Achieving an NFL dream together could be one of the strongest bonds a pair of brothers experiences, but the Kemoeatu brothers now share an even stronger connection. In 2011 Chris was sidelined with a serious kidney ailment.
NFL players are not immune to illness. Kendall Simmons played his entire career with diabetes, needing insulin injections on the sidelines between plays. Ma'ake said of his brother, "He had to go into training camp and had to fight through the pain to get ready for the season."
Ma'ake, who had played into the NFL for a decade, stepped away from the game to save his brother's life by donating a kidney to him. In 2014, Ma'ake explained, "When we found out he needed a transplant, we had to stop our careers because his health was most important to us." While preparing for the transplant, Chris found out he had another serious health problem, one that could have been a silent killer. Before he could receive his brother's kidney, he had to undergo surgery for a heart condition.
It has been nearly a year since Ma'ake gave his brother Chris the gift of life. Though linebacker Paul Kruger of the Cleveland Browns plays in the NFL with one kidney, Ma'ake has accepted the end of his career and is directing his energy towards business and charitable ventures.
Though the health crisis ended the brothers' careers, it also fortified their bond. "I never told my brother I loved him until the surgery," Ma'ake said. "I was scared I would never see him again. Even though I felt the love, I felt now was the time to say it."

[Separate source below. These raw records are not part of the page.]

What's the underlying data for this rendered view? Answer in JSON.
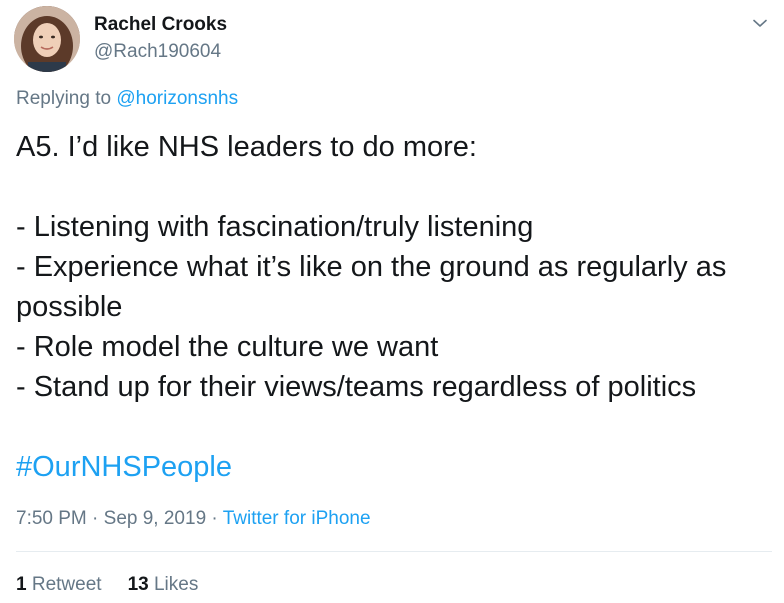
{
  "author": {
    "display_name": "Rachel Crooks",
    "handle": "@Rach190604"
  },
  "reply": {
    "prefix": "Replying to ",
    "mention": "@horizonsnhs"
  },
  "tweet": {
    "lines": [
      "A5.  I’d like NHS leaders to do more:",
      "",
      "- Listening with fascination/truly listening",
      "- Experience what it’s like on the ground as regularly as",
      "possible",
      "- Role model the culture we want",
      "- Stand up for their views/teams regardless of politics",
      ""
    ],
    "hashtag": "#OurNHSPeople"
  },
  "meta": {
    "time": "7:50 PM",
    "separator1": " · ",
    "date": "Sep 9, 2019",
    "separator2": " · ",
    "source": "Twitter for iPhone"
  },
  "stats": {
    "retweets_count": "1",
    "retweets_label": "Retweet",
    "likes_count": "13",
    "likes_label": "Likes"
  },
  "icons": {
    "more": "chevron-down-icon"
  },
  "colors": {
    "link": "#1da1f2",
    "secondary": "#657786",
    "primary_text": "#14171a",
    "divider": "#e6ecf0"
  }
}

The HBO Real Sports that features the Kemoeatu brothers airs Tuesday, August 18 at 9pm ET/PT